A mosaic novel, you say? What’s that when it’s at home? How’s it differ from a common or garden novel? Well, my favourite explanation is from the inimitable Jo Walton: “A normal novel tells a story by going straightforwardly at it, maybe with different points of view, maybe braided, but clearly going down one road of story. A mosaic novel builds up a picture of a world and a story obliquely, so that the whole is more than the sum of the parts.”

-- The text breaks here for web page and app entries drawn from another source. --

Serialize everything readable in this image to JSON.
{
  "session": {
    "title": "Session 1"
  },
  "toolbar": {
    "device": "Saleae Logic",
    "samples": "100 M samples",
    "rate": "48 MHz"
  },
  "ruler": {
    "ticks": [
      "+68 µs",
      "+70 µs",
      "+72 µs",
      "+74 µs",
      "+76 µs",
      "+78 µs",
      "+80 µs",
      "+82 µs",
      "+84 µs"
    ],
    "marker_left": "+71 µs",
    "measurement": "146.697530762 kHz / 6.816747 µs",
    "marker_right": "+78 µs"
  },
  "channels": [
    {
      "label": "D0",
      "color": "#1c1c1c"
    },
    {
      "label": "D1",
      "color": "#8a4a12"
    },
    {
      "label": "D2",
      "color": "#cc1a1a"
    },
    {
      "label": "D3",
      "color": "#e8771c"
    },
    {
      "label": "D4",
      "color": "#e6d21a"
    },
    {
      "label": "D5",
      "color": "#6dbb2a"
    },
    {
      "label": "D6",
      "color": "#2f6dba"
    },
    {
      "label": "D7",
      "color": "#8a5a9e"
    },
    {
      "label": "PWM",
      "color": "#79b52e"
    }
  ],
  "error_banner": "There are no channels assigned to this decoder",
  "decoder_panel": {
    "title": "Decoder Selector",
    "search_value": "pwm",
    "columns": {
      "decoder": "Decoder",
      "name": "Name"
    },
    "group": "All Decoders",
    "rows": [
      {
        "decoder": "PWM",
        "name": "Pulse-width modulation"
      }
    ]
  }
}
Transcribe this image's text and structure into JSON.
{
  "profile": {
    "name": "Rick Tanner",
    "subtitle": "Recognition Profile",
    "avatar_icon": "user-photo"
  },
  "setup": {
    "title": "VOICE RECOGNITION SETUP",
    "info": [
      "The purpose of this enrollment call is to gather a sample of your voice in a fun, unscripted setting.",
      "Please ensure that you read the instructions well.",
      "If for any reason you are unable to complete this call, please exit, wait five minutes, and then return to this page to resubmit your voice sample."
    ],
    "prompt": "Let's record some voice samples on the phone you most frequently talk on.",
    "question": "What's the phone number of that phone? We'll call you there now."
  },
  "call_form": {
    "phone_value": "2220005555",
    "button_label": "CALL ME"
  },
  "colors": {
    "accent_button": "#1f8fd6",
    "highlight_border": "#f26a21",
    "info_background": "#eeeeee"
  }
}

According to author Joe McDermott, the creation of a mosaic novel is based on a technique of fracturing one or more story elements: plot, theme, characters, and/or setting. One of these elements, however, should be kept intact to bind the various story threads together and keep the reader anchored in the tale as a whole. Each mosaic text tends to fracture differently, depending on the author’s preferences and the needs of the story. In a true mosaic the plot is always going to be fractured, with no central plotline and each story-tile following its own narrative thread that doesn’t lead to an ending that feeds in to a larger overarching story question. The links between the stories are found in recurring characters and settings, repeated story talismans, themes and motifs, and acts the consequences of which echo through subsequent tales in the mosaic.